## Exercise details
Return every line of the data below that includes the string "GBPUSD".

## Supplied information
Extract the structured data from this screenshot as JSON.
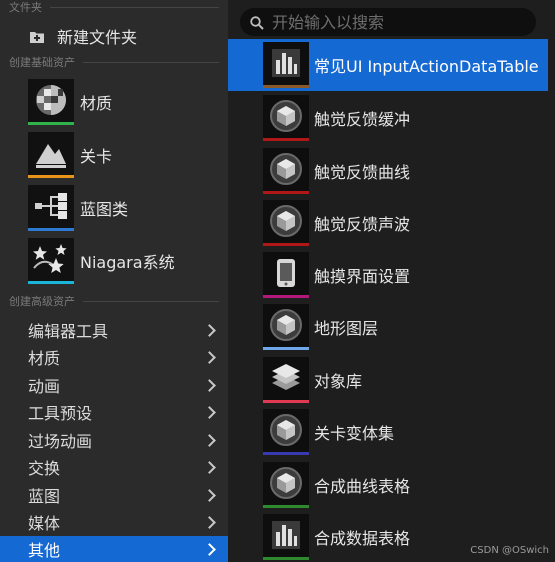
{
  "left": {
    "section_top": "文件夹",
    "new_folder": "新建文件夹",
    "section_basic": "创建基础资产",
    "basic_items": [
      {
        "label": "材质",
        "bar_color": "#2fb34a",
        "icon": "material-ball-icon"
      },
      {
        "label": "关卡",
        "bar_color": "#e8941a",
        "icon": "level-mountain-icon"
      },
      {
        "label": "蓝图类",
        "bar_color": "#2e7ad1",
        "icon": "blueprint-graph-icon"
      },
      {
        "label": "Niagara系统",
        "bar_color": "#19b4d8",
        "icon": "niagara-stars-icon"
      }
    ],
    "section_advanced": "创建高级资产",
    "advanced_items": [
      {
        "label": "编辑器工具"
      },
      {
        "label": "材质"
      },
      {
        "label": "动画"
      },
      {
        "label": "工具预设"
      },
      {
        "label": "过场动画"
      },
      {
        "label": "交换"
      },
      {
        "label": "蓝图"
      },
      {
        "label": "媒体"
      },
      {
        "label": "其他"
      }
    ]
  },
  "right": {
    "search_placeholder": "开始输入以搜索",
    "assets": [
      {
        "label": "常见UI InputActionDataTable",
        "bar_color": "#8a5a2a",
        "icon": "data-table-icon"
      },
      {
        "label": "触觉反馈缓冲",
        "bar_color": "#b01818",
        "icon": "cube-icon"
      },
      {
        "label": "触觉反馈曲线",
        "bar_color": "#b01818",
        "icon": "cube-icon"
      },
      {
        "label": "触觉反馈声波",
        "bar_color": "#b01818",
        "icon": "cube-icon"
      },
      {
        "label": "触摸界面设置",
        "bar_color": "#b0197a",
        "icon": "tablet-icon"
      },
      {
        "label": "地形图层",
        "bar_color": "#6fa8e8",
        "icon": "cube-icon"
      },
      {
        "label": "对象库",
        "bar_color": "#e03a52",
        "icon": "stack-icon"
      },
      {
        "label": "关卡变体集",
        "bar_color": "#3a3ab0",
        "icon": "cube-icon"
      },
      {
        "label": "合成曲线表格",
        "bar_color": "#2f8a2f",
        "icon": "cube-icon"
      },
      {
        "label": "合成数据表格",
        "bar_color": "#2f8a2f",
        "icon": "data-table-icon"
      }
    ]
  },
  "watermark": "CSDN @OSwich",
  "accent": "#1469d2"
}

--

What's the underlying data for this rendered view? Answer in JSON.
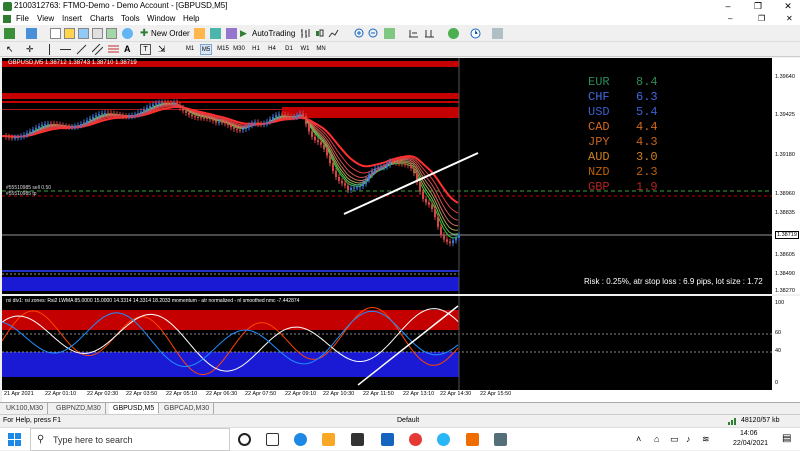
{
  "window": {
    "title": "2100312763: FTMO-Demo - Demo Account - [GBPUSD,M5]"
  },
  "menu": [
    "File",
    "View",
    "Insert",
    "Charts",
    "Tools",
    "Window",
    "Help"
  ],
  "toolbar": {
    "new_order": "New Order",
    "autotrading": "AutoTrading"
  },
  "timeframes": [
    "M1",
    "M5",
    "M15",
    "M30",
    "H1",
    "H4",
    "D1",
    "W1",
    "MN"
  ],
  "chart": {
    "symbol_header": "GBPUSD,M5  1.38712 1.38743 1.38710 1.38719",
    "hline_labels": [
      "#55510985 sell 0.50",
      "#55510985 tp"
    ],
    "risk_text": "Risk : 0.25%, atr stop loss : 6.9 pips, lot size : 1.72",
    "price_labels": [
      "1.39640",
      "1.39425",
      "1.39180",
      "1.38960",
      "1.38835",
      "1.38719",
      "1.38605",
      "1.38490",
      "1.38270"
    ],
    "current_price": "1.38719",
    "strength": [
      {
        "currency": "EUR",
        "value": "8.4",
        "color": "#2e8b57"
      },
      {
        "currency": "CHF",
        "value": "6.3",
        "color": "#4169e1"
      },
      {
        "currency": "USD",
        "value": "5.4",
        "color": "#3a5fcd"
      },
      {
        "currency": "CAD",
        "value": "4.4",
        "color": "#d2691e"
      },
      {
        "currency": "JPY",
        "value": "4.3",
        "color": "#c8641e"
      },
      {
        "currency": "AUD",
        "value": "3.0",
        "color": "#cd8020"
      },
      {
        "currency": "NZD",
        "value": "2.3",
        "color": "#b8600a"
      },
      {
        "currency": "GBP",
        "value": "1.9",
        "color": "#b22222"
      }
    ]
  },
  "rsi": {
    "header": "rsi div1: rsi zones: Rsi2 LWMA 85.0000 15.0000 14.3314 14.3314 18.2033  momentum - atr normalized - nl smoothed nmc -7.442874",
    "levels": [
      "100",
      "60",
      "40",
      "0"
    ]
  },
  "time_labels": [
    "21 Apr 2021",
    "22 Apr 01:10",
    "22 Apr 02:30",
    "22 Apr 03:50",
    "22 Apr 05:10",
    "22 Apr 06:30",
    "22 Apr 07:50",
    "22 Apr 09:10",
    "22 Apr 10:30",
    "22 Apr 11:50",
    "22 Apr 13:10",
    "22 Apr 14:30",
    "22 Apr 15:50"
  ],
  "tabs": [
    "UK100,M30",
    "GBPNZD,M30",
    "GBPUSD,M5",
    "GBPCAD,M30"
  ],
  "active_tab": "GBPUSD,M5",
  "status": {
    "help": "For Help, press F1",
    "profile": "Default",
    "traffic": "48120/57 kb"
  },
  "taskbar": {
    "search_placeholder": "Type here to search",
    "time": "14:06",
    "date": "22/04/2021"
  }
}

## Solution
    "title": "2100312763: FTMO-Demo - Demo Account - [GBPUSD,M5]"
    "symbol_header": "GBPUSD,M5  1.38712 1.38743 1.38710 1.38719",
    "GBPUSD,M5",
  "active_tab": "GBPUSD,M5",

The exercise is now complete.